* EXERCISE REQUIREMENTS *
Your answer should be every line from the records that contains "JSON".

* DATA SECTION *
___

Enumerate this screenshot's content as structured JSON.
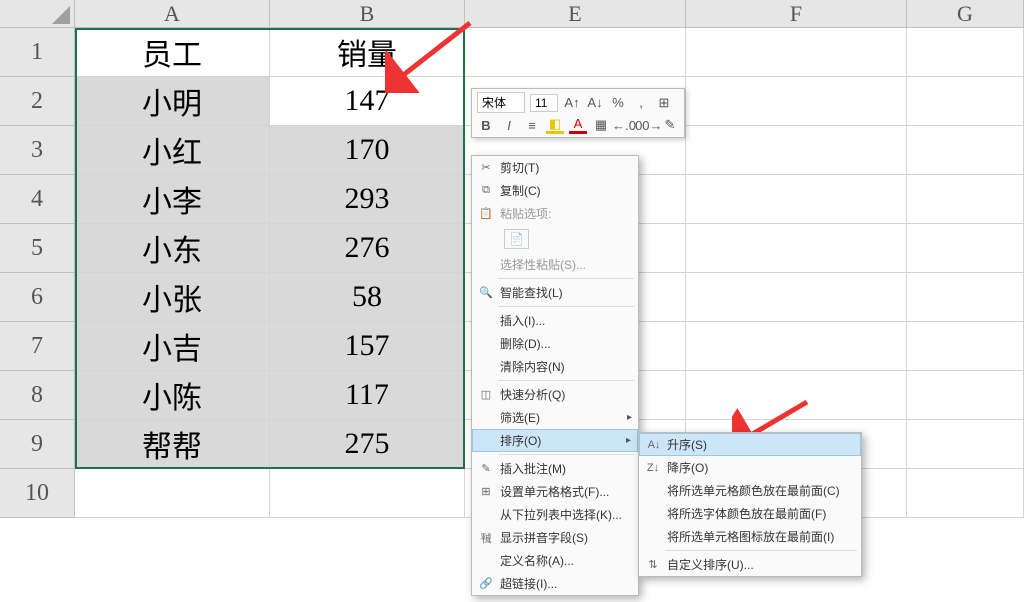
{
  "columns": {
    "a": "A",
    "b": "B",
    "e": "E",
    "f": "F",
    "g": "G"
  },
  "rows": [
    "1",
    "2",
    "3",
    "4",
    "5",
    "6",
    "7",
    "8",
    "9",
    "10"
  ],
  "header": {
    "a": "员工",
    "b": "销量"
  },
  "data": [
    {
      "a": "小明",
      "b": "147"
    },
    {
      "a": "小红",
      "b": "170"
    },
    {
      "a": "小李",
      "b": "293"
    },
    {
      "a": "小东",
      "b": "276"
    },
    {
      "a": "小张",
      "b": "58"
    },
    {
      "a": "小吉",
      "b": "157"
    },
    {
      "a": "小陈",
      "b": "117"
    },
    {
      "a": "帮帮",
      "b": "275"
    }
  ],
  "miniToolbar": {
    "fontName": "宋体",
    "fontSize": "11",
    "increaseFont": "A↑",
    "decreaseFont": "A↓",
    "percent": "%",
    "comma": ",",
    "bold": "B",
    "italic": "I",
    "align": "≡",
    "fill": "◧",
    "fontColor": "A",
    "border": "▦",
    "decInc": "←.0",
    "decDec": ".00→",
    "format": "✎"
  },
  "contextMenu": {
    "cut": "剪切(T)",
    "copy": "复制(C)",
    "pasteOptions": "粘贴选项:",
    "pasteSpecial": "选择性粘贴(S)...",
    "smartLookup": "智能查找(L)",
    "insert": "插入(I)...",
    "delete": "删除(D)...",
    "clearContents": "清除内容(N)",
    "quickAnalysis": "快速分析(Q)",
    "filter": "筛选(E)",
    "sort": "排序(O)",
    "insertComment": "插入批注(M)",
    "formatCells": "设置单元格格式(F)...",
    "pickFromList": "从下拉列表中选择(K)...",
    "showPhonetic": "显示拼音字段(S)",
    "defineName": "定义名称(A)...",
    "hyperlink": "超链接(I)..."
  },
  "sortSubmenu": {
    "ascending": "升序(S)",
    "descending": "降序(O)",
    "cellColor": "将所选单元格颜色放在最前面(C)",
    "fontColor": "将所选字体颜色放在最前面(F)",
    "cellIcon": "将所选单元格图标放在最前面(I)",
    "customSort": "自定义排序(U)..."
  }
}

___

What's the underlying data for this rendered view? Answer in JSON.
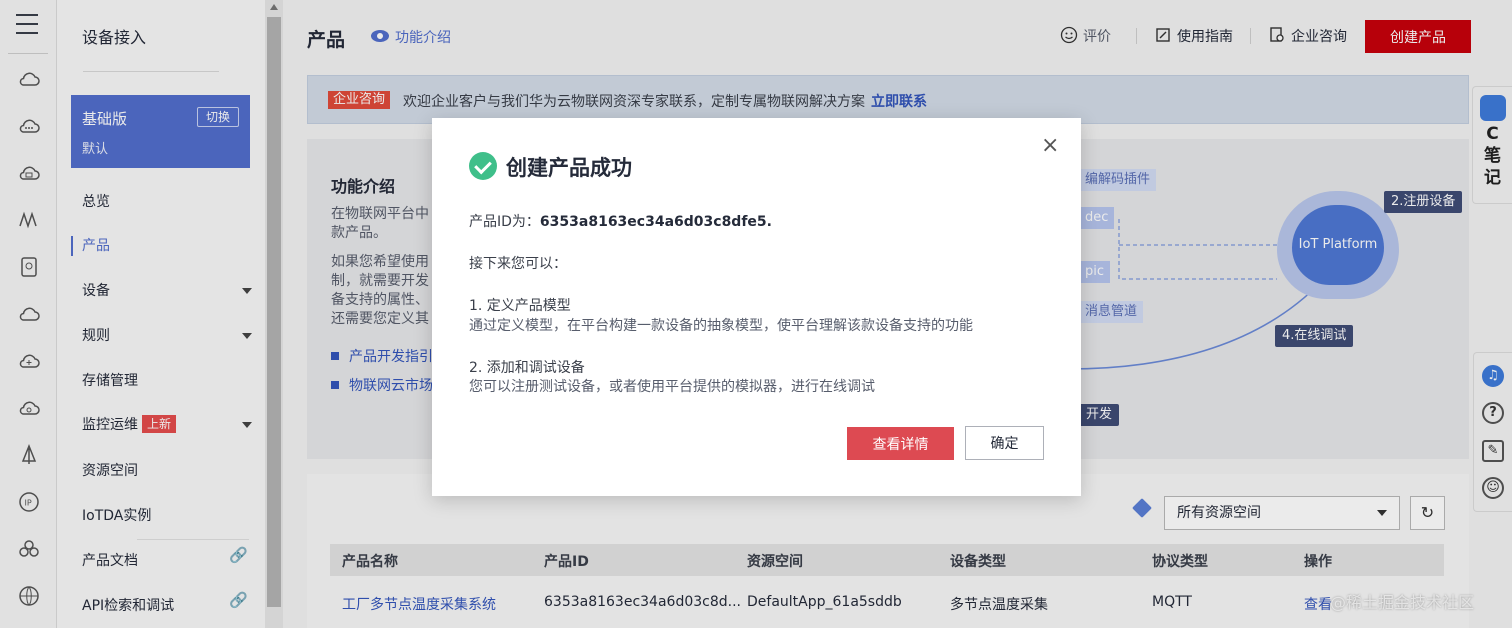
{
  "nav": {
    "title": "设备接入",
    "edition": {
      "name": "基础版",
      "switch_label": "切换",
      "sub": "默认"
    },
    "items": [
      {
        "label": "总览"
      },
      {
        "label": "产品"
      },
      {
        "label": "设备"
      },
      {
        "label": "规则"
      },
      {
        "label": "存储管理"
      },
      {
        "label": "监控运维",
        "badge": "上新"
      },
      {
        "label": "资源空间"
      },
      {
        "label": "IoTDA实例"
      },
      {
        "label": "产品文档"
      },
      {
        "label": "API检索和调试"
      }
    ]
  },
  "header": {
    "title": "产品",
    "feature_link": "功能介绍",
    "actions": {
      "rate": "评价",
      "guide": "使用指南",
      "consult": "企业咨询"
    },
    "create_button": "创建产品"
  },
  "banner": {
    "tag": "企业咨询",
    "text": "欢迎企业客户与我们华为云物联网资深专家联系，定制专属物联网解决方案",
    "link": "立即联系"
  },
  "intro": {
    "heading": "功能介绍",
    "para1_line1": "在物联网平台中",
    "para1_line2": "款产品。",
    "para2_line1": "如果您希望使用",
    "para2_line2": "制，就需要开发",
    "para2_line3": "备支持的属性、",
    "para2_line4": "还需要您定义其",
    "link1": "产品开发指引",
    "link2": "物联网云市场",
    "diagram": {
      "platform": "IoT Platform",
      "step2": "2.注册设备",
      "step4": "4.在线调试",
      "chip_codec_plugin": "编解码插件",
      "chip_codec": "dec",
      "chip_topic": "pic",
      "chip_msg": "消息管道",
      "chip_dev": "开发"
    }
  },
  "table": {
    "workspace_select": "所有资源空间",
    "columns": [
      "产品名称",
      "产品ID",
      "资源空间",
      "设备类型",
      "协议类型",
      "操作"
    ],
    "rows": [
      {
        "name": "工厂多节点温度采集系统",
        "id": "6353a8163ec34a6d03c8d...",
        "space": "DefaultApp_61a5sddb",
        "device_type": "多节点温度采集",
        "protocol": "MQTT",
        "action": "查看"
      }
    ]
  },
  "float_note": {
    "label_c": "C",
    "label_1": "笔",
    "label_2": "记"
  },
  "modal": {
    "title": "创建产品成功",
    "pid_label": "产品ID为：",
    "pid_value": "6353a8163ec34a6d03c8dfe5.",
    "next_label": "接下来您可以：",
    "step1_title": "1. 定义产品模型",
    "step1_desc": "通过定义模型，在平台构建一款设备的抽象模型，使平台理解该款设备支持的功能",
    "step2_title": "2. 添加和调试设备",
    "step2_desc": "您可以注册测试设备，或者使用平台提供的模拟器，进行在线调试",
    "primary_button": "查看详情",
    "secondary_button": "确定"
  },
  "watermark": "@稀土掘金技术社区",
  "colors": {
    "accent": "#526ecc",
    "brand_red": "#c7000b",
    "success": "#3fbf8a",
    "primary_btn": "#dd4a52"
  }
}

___

* EXERCISE RESULT *
Enumerate this screenshot's content as structured JSON.
What's the underlying data for this rendered view? Answer in JSON.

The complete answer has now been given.